Prompt.
Scan the records below and copy every line that contains the string "dụng".
------------------------------------------------------------------------
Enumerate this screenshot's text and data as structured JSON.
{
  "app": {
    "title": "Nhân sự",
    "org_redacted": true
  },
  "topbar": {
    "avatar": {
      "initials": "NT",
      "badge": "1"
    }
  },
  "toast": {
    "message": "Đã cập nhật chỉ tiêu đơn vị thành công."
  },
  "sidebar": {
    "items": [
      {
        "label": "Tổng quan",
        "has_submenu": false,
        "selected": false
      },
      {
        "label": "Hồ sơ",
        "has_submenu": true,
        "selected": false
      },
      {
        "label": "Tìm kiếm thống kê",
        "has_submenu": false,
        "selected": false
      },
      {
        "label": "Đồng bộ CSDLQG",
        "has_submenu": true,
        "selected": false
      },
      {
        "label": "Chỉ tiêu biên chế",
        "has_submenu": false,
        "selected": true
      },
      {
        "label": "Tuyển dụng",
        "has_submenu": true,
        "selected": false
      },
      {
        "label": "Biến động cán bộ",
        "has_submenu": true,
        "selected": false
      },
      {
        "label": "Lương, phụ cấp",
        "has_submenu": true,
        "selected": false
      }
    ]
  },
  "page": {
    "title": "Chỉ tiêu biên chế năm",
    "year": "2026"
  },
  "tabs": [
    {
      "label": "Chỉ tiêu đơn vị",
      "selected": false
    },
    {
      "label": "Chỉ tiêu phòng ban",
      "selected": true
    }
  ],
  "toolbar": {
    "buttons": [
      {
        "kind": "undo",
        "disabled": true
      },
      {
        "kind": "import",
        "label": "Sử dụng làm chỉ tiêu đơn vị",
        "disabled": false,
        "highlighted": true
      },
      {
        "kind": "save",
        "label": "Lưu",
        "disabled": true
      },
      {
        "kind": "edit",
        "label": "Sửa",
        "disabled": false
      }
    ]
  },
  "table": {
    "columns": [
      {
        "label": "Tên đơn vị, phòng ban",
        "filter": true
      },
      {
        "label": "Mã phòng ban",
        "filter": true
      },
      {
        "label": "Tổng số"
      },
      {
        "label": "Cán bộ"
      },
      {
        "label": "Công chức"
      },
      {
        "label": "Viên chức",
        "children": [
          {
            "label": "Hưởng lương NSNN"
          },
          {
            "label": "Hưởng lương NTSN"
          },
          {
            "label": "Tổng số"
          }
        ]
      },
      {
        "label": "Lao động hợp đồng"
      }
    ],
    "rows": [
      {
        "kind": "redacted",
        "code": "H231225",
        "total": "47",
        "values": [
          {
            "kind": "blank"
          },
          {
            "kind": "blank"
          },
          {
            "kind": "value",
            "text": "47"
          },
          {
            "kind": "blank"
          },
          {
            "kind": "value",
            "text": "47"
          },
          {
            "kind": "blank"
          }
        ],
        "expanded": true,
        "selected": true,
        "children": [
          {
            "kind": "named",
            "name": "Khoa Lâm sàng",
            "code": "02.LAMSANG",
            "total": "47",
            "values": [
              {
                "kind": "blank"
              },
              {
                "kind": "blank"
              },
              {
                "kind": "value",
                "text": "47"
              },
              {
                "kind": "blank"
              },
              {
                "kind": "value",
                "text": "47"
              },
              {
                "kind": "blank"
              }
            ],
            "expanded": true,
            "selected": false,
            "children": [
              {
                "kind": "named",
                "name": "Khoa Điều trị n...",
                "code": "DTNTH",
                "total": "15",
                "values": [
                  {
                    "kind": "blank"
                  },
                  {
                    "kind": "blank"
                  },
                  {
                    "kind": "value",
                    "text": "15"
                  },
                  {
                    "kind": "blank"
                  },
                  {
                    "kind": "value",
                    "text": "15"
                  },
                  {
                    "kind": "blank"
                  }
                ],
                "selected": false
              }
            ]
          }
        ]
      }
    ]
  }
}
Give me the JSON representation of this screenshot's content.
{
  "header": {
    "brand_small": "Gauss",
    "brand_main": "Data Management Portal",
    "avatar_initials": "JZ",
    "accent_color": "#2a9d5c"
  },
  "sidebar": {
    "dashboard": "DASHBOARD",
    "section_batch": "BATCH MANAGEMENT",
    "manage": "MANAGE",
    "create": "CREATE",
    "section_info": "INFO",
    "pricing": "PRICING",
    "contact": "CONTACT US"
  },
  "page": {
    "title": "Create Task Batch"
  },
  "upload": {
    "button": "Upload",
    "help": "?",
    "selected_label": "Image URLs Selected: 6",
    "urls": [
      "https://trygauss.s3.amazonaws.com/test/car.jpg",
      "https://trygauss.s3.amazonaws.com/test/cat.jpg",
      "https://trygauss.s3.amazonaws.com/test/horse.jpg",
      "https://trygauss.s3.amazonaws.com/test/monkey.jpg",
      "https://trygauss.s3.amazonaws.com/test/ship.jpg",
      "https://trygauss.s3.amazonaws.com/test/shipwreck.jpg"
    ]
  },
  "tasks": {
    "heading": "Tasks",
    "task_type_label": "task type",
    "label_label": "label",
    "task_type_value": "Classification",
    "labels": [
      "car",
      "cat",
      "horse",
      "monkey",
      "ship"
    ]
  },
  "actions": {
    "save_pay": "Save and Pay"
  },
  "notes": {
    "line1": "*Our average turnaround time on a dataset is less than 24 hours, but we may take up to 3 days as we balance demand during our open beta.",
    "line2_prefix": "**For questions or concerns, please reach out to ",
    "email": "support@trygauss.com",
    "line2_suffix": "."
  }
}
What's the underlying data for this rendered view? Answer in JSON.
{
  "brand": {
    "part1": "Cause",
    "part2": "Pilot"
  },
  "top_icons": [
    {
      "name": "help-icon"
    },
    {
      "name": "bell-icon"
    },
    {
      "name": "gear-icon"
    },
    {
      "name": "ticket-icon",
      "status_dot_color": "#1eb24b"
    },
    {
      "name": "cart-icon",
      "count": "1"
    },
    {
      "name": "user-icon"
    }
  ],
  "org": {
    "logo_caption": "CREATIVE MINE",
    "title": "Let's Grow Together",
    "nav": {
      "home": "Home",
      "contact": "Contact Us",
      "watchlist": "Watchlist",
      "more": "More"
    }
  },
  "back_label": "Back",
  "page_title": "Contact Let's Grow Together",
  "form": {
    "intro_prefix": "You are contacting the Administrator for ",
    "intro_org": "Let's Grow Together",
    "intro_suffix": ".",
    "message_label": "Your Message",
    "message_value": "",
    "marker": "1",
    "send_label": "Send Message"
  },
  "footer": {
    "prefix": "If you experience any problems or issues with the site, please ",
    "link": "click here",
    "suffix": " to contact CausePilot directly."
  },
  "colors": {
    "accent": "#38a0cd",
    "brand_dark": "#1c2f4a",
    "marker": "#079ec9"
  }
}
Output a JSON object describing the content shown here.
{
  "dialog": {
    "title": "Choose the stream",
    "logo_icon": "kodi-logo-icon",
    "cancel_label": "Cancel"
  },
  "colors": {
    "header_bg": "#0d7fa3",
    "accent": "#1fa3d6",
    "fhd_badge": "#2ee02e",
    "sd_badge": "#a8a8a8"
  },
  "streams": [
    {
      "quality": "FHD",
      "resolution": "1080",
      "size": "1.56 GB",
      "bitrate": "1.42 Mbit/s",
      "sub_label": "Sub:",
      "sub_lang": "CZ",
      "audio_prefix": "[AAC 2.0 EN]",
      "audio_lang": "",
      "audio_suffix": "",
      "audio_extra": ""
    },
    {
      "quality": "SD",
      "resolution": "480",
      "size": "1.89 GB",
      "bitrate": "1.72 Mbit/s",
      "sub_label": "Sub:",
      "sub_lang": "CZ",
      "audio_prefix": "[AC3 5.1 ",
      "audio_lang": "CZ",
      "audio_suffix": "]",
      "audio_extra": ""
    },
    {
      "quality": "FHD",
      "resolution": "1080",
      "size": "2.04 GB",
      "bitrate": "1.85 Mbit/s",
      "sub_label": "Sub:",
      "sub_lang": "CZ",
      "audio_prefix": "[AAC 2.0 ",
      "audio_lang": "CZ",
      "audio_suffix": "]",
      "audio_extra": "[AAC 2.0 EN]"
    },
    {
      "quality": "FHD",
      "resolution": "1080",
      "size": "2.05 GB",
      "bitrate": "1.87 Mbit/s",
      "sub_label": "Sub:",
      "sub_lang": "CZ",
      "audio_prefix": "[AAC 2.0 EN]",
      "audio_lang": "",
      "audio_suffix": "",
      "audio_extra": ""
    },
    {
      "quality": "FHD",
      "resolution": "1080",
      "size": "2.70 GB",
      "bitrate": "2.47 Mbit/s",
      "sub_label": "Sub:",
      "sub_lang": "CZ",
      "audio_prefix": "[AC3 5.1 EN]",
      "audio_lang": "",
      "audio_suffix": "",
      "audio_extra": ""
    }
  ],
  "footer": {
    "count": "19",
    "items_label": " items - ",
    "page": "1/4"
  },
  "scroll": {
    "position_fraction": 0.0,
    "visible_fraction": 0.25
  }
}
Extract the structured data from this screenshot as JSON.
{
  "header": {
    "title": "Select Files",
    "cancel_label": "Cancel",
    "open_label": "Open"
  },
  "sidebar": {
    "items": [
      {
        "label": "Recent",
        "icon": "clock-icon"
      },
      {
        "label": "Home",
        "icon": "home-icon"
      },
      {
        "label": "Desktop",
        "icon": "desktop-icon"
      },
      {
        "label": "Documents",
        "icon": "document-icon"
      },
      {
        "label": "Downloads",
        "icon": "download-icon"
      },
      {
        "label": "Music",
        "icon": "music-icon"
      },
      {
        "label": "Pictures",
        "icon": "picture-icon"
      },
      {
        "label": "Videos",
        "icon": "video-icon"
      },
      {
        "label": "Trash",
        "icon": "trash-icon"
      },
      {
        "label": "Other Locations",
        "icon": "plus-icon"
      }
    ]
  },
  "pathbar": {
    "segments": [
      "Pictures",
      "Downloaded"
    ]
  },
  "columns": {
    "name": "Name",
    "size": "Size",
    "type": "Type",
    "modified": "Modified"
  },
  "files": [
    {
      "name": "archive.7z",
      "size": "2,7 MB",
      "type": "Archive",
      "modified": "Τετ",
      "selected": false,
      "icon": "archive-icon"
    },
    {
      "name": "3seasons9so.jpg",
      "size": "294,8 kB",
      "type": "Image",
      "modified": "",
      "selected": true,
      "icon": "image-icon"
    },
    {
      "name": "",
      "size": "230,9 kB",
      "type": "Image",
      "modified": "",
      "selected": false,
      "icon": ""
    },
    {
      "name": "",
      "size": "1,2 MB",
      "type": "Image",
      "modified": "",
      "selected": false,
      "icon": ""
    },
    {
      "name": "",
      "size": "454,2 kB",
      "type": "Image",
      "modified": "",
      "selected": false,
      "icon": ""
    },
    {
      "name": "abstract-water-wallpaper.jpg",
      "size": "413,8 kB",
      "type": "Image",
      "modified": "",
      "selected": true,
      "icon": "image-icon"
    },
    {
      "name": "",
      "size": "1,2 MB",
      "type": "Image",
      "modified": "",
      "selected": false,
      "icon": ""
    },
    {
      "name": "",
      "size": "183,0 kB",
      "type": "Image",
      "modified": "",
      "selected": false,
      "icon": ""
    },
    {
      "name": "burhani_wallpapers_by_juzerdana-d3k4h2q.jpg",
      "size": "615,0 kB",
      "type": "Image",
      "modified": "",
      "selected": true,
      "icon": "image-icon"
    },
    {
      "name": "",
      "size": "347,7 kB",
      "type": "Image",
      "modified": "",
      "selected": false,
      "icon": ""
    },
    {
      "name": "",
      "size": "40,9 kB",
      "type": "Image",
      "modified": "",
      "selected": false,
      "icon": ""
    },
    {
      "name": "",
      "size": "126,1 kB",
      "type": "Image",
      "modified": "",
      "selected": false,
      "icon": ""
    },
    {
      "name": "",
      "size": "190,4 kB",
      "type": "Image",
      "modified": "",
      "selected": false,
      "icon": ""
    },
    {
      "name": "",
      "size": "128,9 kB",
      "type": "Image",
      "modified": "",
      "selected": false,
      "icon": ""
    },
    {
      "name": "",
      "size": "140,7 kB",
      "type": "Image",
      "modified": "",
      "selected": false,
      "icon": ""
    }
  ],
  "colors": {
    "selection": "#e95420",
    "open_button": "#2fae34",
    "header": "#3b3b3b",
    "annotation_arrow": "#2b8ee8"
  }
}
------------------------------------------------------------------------
Your solution.
        "label": "Tuyển dụng",
        "label": "Sử dụng làm chỉ tiêu đơn vị",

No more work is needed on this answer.